A third foundation was that of the Rood Mass priest, the clear yearly value (fn. 38) of which at the Dissolution, less reprises, was £3 7s. 8d. There were also two gilds attached to this church, one of St. Oswald, (fn. 39) and the other of the Holy Trinity, and in 1472 the Prior of Durham demised to John Tange, alderman, and Thomas Wade and Thomas Watson, brethren of the gild of the Holy Trinity, three waste burgages in New Elvet, on which the alderman and brethren of the gild proposed to build their new gild house. In this gild house the hostiller of the Priory of Durham should have full liberty to hold his borough court of Elvet. (fn. 40)
The chapel of ST. MARGARET, originally dependent on the Church of St. Oswald, was probably founded in the 12th century. In 1384 the Prior and Convent authorised the performance of all sacramental rites in the chapel, except marriage and burial, and in 1431 these exceptions were removed and a commission issued for the consecration of the chapel and cemetery. (fn. 43) For all practical purposes St. Margaret's thus became a separate parish, though a reminder of its old status was found in the small dues paid to the mother church, as, for example, 'holly bread silver' and in the attendance of one of the churchwardens of St. Margaret's at St. Oswald's on occasions of special ceremony. (fn. 44) The patronage after the Dissolution was vested in the Dean and Chapter of Durham.
Within this chapel was a chantry of Our Lady, founded (fn. 45) by one Ralph before 1343. In 1338 a tenement in Crossgate was charged with the provision of two lbs. of wax for two lights to burn before the altar of St. Mary, and in 1355 a burgage in South Street was charged with 12d. due to the chaplain of St. Mary's altar. At the Dissolution the gross revenue (fn. 46) of the chantry of Our Lady was £7 13s. 4d., and the clear value, less reprises, £5 3s. 7½d. Benefactions (fn. 47) to the lights in St. Margaret's chapel are found in 1327 and 1328, and in the 16th century several foundations for obits (fn. 48) and anniversaries existed here.

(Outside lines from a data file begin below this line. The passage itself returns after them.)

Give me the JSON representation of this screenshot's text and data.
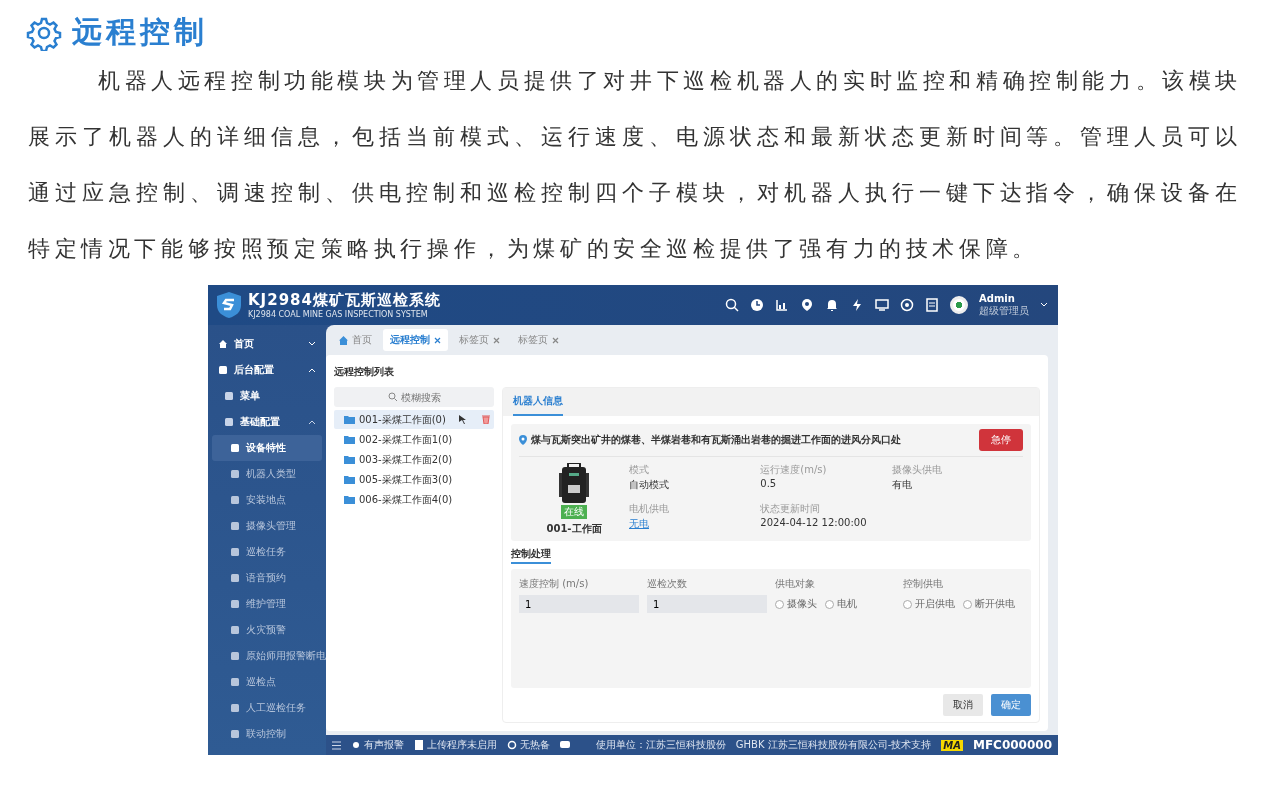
{
  "heading": "远程控制",
  "paragraph": "机器人远程控制功能模块为管理人员提供了对井下巡检机器人的实时监控和精确控制能力。该模块展示了机器人的详细信息，包括当前模式、运行速度、电源状态和最新状态更新时间等。管理人员可以通过应急控制、调速控制、供电控制和巡检控制四个子模块，对机器人执行一键下达指令，确保设备在特定情况下能够按照预定策略执行操作，为煤矿的安全巡检提供了强有力的技术保障。",
  "app": {
    "title": "KJ2984煤矿瓦斯巡检系统",
    "subtitle": "KJ2984 COAL MINE GAS INSPECTION SYSTEM",
    "user": {
      "name": "Admin",
      "role": "超级管理员"
    },
    "sidebar": [
      {
        "label": "首页",
        "expanded": false,
        "selected": false
      },
      {
        "label": "后台配置",
        "expanded": true,
        "selected": false,
        "children": [
          {
            "label": "菜单",
            "selected": false
          },
          {
            "label": "基础配置",
            "expanded": true,
            "selected": false,
            "children": [
              {
                "label": "设备特性",
                "selected": true
              },
              {
                "label": "机器人类型",
                "selected": false
              },
              {
                "label": "安装地点",
                "selected": false
              },
              {
                "label": "摄像头管理",
                "selected": false
              },
              {
                "label": "巡检任务",
                "selected": false
              },
              {
                "label": "语音预约",
                "selected": false
              },
              {
                "label": "维护管理",
                "selected": false
              },
              {
                "label": "火灾预警",
                "selected": false
              },
              {
                "label": "原始师用报警断电",
                "selected": false
              },
              {
                "label": "巡检点",
                "selected": false
              },
              {
                "label": "人工巡检任务",
                "selected": false
              },
              {
                "label": "联动控制",
                "selected": false
              }
            ]
          }
        ]
      }
    ],
    "tabs": [
      {
        "label": "首页",
        "selected": false,
        "closable": false
      },
      {
        "label": "远程控制",
        "selected": true,
        "closable": true
      },
      {
        "label": "标签页",
        "selected": false,
        "closable": true
      },
      {
        "label": "标签页",
        "selected": false,
        "closable": true
      }
    ],
    "list_title": "远程控制列表",
    "search": {
      "placeholder": "模糊搜索"
    },
    "tree": [
      {
        "label": "001-采煤工作面(0)",
        "selected": true
      },
      {
        "label": "002-采煤工作面1(0)",
        "selected": false
      },
      {
        "label": "003-采煤工作面2(0)",
        "selected": false
      },
      {
        "label": "005-采煤工作面3(0)",
        "selected": false
      },
      {
        "label": "006-采煤工作面4(0)",
        "selected": false
      }
    ],
    "panel_tab": "机器人信息",
    "location": "煤与瓦斯突出矿井的煤巷、半煤岩巷和有瓦斯涌出岩巷的掘进工作面的进风分风口处",
    "stop_button": "急停",
    "robot": {
      "badge": "在线",
      "name": "001-工作面"
    },
    "info": [
      {
        "label": "模式",
        "value": "自动模式",
        "kind": "text"
      },
      {
        "label": "运行速度(m/s)",
        "value": "0.5",
        "kind": "text"
      },
      {
        "label": "摄像头供电",
        "value": "有电",
        "kind": "text"
      },
      {
        "label": "电机供电",
        "value": "无电",
        "kind": "link"
      },
      {
        "label": "状态更新时间",
        "value": "2024-04-12 12:00:00",
        "kind": "text"
      }
    ],
    "control_title": "控制处理",
    "controls": [
      {
        "label": "速度控制 (m/s)",
        "kind": "input",
        "value": "1"
      },
      {
        "label": "巡检次数",
        "kind": "input",
        "value": "1"
      },
      {
        "label": "供电对象",
        "kind": "radio",
        "options": [
          {
            "label": "摄像头",
            "selected": false
          },
          {
            "label": "电机",
            "selected": false
          }
        ]
      },
      {
        "label": "控制供电",
        "kind": "radio",
        "options": [
          {
            "label": "开启供电",
            "selected": false
          },
          {
            "label": "断开供电",
            "selected": false
          }
        ]
      }
    ],
    "buttons": [
      {
        "label": "取消",
        "kind": "secondary"
      },
      {
        "label": "确定",
        "kind": "primary"
      }
    ],
    "footer": {
      "left": [
        "有声报警",
        "上传程序未启用",
        "无热备"
      ],
      "unit": "使用单位：江苏三恒科技股份",
      "support": "GHBK 江苏三恒科技股份有限公司-技术支持",
      "mark": "MA",
      "code": "MFC000000"
    }
  }
}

The curates of this chapel were at one time almost dependent on the offerings and dues of the parishioners, but by the action of the Dean and Chapter of Durham and the Governors of Queen Anne's Bounty the value of the chapelry has been considerably increased. There was in Framwellgate before the Reformation a Gild of St. Margaret (fn. 49) probably connected with this church, and as early as 1316 we hear of a burgage in Framwellgate called the 'Gyldhous.' This was probably the burgage sometime belonging to the Gild of St. Margaret which in 1574 lay to the north of the burgage called Paynter's Place. (fn. 50)
The division of the ecclesiastical parish was foreshadowed in 1826 by the building of a chapel of ease at Shincliffe, (fn. 51) dedicated to the honour of St. Mary the Virgin, the parish of Shincliffe being created five years later. (fn. 52) Sunderland Bridge and Hett (from the parish of Merrington) were next formed into the district chapelry of Croxdale in 1843, (fn. 53) and in 1858 part of the chapelry of St. Margaret's was assigned to the new district of St. Cuthbert, (fn. 54) the church of which was built in 1862. A still further alteration was made in St. Margaret's in 1871 by the building of the chapel of ease of St. Aidan, and in 1896, when a chapel of ease was built and dedicated to St. John the Evangelist. (fn. 55) At Broom, the church of St. Edmund, king and martyr, was built in 1879, when a parish was formed, and a further mission chapel of St. Katherine was set up in 1883.